Of all the hip hop magazines to emerge in the '90s, none was more potent than Murder Dog. Where more visible publications like The Source and XXL took an East Coast and industry-centric survey of the genre, Murder Dog built their rap world around smaller market street rap scenes from all over the country. The interviews were unedited and sprawling, frequently bleeding past the page's margins. The photography was equally - and sometimes disturbingly - raw, with covers that frequently depicted artists throwing up gang signs or wielding handguns.

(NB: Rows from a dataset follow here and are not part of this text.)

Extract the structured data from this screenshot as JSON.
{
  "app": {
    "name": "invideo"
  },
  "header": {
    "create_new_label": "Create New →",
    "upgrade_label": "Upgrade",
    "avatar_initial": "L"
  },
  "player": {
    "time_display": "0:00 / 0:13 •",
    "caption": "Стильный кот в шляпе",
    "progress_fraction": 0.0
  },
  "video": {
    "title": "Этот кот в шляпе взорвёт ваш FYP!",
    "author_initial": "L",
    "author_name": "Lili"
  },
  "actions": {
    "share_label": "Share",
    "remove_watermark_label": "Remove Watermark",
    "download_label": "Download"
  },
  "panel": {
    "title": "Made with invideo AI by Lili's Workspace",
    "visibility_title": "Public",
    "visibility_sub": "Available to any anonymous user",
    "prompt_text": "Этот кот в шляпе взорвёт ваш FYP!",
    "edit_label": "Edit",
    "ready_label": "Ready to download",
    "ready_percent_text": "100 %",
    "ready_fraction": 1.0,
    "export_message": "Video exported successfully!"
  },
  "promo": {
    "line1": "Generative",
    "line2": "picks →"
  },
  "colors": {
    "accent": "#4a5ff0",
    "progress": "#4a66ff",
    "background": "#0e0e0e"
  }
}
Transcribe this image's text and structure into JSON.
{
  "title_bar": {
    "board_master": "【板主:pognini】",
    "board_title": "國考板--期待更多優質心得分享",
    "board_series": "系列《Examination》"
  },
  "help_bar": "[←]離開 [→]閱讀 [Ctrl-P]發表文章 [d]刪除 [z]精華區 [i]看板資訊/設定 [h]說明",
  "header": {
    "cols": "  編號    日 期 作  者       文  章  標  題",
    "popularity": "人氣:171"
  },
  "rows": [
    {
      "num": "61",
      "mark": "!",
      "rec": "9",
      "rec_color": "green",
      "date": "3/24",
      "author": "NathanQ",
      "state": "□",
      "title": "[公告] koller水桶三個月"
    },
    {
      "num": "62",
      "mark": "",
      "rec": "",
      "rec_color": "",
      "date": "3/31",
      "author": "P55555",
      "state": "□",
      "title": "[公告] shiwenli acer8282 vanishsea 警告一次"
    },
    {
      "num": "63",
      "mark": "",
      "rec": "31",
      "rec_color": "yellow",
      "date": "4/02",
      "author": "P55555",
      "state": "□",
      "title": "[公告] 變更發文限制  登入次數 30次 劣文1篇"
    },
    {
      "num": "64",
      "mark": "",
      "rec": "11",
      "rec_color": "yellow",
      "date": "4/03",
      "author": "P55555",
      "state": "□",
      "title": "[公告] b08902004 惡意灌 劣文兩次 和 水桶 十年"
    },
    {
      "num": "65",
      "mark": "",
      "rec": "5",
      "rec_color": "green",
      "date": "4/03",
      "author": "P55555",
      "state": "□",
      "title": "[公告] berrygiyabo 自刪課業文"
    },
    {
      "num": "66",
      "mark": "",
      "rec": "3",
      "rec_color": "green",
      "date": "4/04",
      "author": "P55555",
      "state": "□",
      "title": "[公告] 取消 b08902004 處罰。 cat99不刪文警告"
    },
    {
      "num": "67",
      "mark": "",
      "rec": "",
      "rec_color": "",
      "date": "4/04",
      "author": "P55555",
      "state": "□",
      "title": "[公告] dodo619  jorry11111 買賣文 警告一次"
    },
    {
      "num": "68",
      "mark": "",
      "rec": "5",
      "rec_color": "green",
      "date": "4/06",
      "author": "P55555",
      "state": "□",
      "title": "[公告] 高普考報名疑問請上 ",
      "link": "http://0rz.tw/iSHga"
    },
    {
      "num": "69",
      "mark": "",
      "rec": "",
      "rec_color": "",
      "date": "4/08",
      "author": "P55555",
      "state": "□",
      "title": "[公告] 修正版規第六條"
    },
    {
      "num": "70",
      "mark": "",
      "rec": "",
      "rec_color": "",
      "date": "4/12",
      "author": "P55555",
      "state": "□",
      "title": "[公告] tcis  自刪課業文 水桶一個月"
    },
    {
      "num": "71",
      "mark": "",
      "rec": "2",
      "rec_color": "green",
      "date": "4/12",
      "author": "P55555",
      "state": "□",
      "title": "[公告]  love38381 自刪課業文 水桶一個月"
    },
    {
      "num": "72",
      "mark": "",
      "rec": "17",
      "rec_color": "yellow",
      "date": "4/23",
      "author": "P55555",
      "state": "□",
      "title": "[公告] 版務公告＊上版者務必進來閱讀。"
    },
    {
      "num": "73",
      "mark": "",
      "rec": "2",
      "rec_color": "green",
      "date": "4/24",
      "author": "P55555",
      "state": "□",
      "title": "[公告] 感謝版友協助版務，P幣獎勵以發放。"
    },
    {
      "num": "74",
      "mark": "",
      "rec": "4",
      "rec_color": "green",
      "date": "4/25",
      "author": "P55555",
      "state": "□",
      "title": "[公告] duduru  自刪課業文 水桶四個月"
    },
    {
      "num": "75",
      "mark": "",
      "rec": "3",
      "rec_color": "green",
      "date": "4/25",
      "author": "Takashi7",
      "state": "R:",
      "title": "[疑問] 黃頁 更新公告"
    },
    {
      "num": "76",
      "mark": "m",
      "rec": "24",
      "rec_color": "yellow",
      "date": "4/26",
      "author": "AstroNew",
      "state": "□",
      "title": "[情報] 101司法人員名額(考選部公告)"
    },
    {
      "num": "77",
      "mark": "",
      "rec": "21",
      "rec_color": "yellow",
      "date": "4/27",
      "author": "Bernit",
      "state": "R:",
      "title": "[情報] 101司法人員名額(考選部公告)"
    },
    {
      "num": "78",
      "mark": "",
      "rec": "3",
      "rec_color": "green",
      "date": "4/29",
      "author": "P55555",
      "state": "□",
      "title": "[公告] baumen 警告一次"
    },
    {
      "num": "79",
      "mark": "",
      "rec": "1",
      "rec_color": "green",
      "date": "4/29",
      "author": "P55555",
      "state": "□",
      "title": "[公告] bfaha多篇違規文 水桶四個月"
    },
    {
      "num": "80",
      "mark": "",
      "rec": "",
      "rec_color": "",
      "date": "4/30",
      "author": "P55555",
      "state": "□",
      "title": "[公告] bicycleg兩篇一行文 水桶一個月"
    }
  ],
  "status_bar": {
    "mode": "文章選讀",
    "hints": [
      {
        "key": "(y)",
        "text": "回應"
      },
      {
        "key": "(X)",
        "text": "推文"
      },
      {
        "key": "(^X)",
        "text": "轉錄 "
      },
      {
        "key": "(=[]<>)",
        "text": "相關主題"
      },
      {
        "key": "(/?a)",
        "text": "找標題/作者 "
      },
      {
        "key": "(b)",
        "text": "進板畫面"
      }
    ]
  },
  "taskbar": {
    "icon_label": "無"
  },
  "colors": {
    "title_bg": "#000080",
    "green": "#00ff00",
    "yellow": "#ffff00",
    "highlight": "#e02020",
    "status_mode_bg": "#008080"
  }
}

This sort of localized and unfiltered focus would prove prescient. By the turn of the century New York's grip on hip hop had begun to loosen and all of these micro-scenes flooded the market. Most of the once-independent rap artists and labels to ride this wave to stardom - E-40, Three 6 Mafia, No Limit, Cash Money, Tech N9ne, Insane Clown Posse - had already seen their earliest pre-fame press in the pages of Murder Dog. (Perhaps more fascinatingly though, the magazine's 21 year run also stands as the only lasting documentation of hundreds of local stars who never managed to crossover.)